When opportunities arise for staff to go home early, I encourage it!
During a typical work day, Chia exercises as long as her time allows, aiming for from two to three sessions a week. But she’s no zealot. In case a Monday evening proves an impossible time to run or exercise despite being on her schedule, she doesn’t get upset and goes with the flow, moving her date with herself to the following morning or evening.
Chia is the first to admit that there was a time in her life when she stressed about fitting in workouts because everything around her was so hectic, but she put an end to that train of thought by coming to grips with reality and declaring that she’s become the poster child for making small amounts of time work for her by compensating: 10 minutes here; a staircase there. “It all adds up,” she says.
As for her other priorities, Chia goes the extra mile to help others by supporting and sponsoring running events, including the aforementioned JPMCC and the Bloomberg Square Mile. The charitable causes on her radar are both personally and professionally important to her, which makes her a valuable firm member in all aspects of her busy life.
[su_heading size=”18″]Stuart Haynes[/su_heading] Haynes is never shy about sharing his winning running strategies: Train hard and taper off the week before. He’s also a huge proponent of self-visualization, so when he hits the start line, this corporate leader keeps that vision in mind while striving to do his best.
10 minutes here; a staircase there. It all adds up.
As the winner of the JPMCC two years running, Haynes couldn’t rest on his laurels even if he wanted to: Once he turned 40, he was automatically shifted into that age group of runners — the fastest age slot at the JPMCC.
Historically, Haynes’ improvement is unmistakable: Finishing his first 5k Singapore run at 21:03, he rapidly began to winnow down his times to 18:55, 18:44 and 18:21. That 2015 Corporate Challenge victory time was 17:59, so he’s got something to prove to himself and others at the next JPMCC.
Despite his important corporate title, Haynes has a great sense of humour when he offers advice: “Be brave, but not daft!” He recommends repeated body checks during competitive runs — especially at the half-way point.

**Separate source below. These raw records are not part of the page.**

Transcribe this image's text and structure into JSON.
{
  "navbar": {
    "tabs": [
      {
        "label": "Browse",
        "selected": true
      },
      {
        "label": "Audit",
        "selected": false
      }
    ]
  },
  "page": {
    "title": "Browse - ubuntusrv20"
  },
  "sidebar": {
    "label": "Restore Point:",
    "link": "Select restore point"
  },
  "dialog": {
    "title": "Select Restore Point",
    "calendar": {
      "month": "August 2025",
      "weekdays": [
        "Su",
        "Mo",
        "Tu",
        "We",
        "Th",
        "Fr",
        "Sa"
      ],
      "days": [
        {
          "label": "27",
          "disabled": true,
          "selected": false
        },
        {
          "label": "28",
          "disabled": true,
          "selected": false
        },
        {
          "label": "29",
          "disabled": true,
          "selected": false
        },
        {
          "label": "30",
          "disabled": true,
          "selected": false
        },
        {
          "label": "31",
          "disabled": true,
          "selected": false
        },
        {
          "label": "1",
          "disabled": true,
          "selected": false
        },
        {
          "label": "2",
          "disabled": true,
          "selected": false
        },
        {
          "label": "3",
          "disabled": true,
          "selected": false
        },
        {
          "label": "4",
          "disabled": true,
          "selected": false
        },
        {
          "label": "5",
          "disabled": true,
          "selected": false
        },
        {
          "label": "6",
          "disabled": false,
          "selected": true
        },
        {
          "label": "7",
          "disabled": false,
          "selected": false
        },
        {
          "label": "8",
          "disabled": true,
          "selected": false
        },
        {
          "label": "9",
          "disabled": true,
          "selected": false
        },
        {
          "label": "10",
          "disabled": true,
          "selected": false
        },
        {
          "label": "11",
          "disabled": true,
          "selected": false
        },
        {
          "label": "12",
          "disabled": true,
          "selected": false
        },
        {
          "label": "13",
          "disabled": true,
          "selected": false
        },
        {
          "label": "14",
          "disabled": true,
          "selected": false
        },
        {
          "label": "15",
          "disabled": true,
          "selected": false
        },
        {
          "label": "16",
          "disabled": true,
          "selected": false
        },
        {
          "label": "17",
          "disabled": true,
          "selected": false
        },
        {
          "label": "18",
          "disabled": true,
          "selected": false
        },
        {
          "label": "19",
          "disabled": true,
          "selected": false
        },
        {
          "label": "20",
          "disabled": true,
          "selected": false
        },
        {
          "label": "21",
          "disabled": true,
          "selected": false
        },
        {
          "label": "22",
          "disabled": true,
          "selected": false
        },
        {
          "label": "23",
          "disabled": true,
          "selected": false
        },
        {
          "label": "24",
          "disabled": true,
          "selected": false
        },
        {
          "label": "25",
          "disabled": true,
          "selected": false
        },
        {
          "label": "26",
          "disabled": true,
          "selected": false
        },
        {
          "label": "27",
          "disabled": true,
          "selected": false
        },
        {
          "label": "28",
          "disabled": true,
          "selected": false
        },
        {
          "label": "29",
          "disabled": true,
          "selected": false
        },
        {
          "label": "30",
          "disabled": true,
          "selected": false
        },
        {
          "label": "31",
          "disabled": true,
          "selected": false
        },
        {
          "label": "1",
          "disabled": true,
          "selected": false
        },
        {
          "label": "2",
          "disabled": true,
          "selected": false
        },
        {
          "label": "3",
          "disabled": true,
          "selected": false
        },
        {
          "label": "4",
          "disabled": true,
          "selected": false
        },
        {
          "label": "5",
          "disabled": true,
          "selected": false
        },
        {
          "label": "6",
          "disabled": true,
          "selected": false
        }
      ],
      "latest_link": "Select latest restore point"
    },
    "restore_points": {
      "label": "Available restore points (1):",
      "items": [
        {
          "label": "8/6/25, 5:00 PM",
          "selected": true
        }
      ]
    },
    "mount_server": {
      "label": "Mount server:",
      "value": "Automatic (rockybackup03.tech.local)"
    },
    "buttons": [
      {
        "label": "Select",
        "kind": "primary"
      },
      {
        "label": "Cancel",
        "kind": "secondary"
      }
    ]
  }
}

“Make sure you’re pushing yourself, not just holding on.” He’s a big fan of the marathon scene, from the starting gun to lively after parties. This corporate leader loves being part of Singapore’s running community and he wants the world to know it!
Make sure you’re pushing yourself, not just holding on.
What have you learned from these corporate rock stars that you can apply to your professional and recreational lifestyle?